History

The Bridge Program at Antioch University Los Angeles began as CHE (Community Humanities Education) in 1999  – a remarkable collaboration between AULA and alumna Shari Foos, CHE’s founder. CHE was originally inspired and informed by the Clemente Course in the Humanities, which was created in 1997 by noted social critic and author Earl Shorris, in partnership with Bard College, on New York City’s Lower East Side. In 2000, Shorris received the National Humanities Medal from President Clinton in recognition of his work with the Clemente Course. Since its inception, the Clemente Course has taken root at 32 sites in cities throughout the U.S., Canada, Mexico, and France. CHE varied slightly from the Clemente model but held to the same philosophy: that the study of the humanities and the development of finely-honed critical thinking skills are crucially important for everyone, perhaps especially for people near the bottom of the economic ladder.

Horace Mann, the first president of the original Antioch College, wrote in 1859, “Be ashamed to die until you have won some victory for humanity.” Shari Foos took this suggestion to heart, and with her husband, Richard, established CHE in collaboration with Antioch University Los Angeles. Dr. David Tripp, CHE’s founding director, provided CHE with its original academic vision.

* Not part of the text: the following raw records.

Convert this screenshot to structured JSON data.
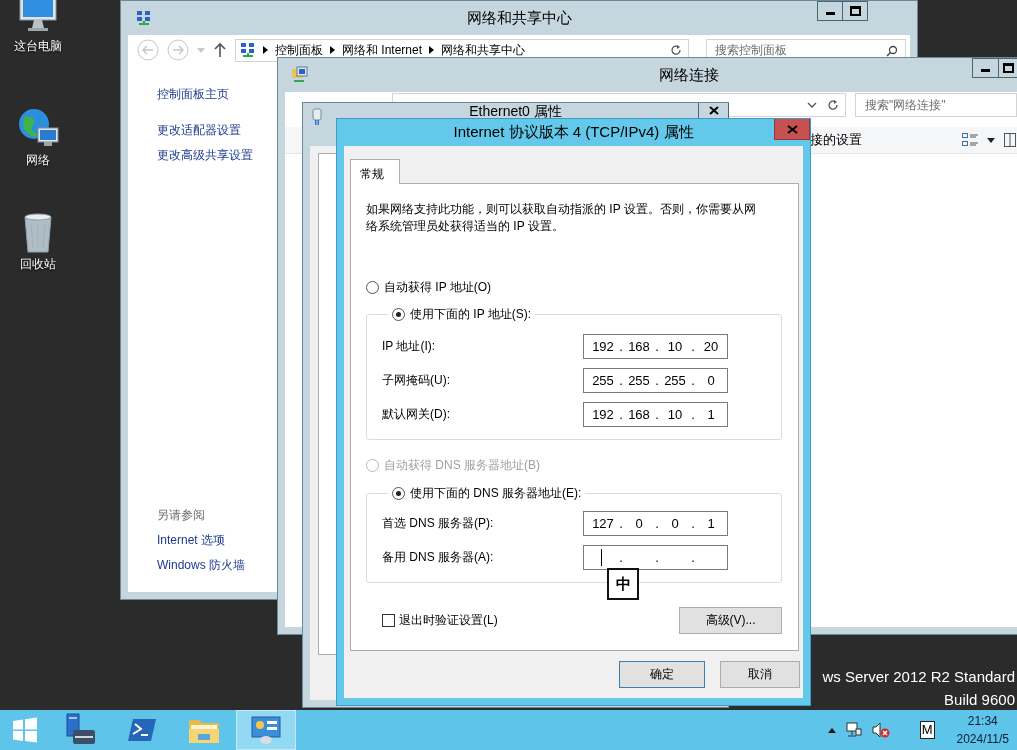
{
  "desktop": {
    "icons": [
      {
        "label": "这台电脑",
        "kind": "computer"
      },
      {
        "label": "网络",
        "kind": "network"
      },
      {
        "label": "回收站",
        "kind": "recycle-bin"
      }
    ],
    "edition_lines": [
      "ws Server 2012 R2 Standard",
      "Build 9600"
    ]
  },
  "sharing_center_window": {
    "title": "网络和共享中心",
    "breadcrumbs": [
      "控制面板",
      "网络和 Internet",
      "网络和共享中心"
    ],
    "search": {
      "placeholder": "搜索控制面板"
    },
    "tasks": [
      "控制面板主页",
      "更改适配器设置",
      "更改高级共享设置"
    ],
    "see_also": {
      "heading": "另请参阅",
      "links": [
        "Internet 选项",
        "Windows 防火墙"
      ]
    }
  },
  "network_connections_window": {
    "title": "网络连接",
    "search": {
      "placeholder": "搜索\"网络连接\""
    },
    "toolbar_text": "接的设置"
  },
  "ethernet_properties_window": {
    "title": "Ethernet0 属性"
  },
  "ipv4_dialog": {
    "title": "Internet 协议版本 4 (TCP/IPv4) 属性",
    "tabs": [
      {
        "label": "常规",
        "selected": true
      }
    ],
    "description": "如果网络支持此功能，则可以获取自动指派的 IP 设置。否则，你需要从网络系统管理员处获得适当的 IP 设置。",
    "separator": ".",
    "ip_options": [
      {
        "label": "自动获得 IP 地址(O)",
        "selected": false,
        "disabled": false
      },
      {
        "label": "使用下面的 IP 地址(S):",
        "selected": true,
        "disabled": false
      }
    ],
    "ip_fields": [
      {
        "label": "IP 地址(I):",
        "octets": [
          "192",
          "168",
          "10",
          "20"
        ],
        "focused": false
      },
      {
        "label": "子网掩码(U):",
        "octets": [
          "255",
          "255",
          "255",
          "0"
        ],
        "focused": false
      },
      {
        "label": "默认网关(D):",
        "octets": [
          "192",
          "168",
          "10",
          "1"
        ],
        "focused": false
      }
    ],
    "dns_options": [
      {
        "label": "自动获得 DNS 服务器地址(B)",
        "selected": false,
        "disabled": true
      },
      {
        "label": "使用下面的 DNS 服务器地址(E):",
        "selected": true,
        "disabled": false
      }
    ],
    "dns_fields": [
      {
        "label": "首选 DNS 服务器(P):",
        "octets": [
          "127",
          "0",
          "0",
          "1"
        ],
        "focused": false
      },
      {
        "label": "备用 DNS 服务器(A):",
        "focused": true
      }
    ],
    "validate_on_exit": {
      "label": "退出时验证设置(L)",
      "checked": false
    },
    "advanced_button": "高级(V)...",
    "buttons": [
      {
        "label": "确定",
        "default": true
      },
      {
        "label": "取消",
        "default": false
      }
    ],
    "ime_indicator": "中"
  },
  "taskbar": {
    "apps": [
      {
        "kind": "server-manager",
        "selected": false
      },
      {
        "kind": "powershell",
        "selected": false
      },
      {
        "kind": "file-explorer",
        "selected": false
      },
      {
        "kind": "network-panel",
        "selected": true
      }
    ],
    "ime": "M",
    "time": "21:34",
    "date": "2024/11/5"
  }
}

The first site was at the Venice Family Clinic in West Los Angeles.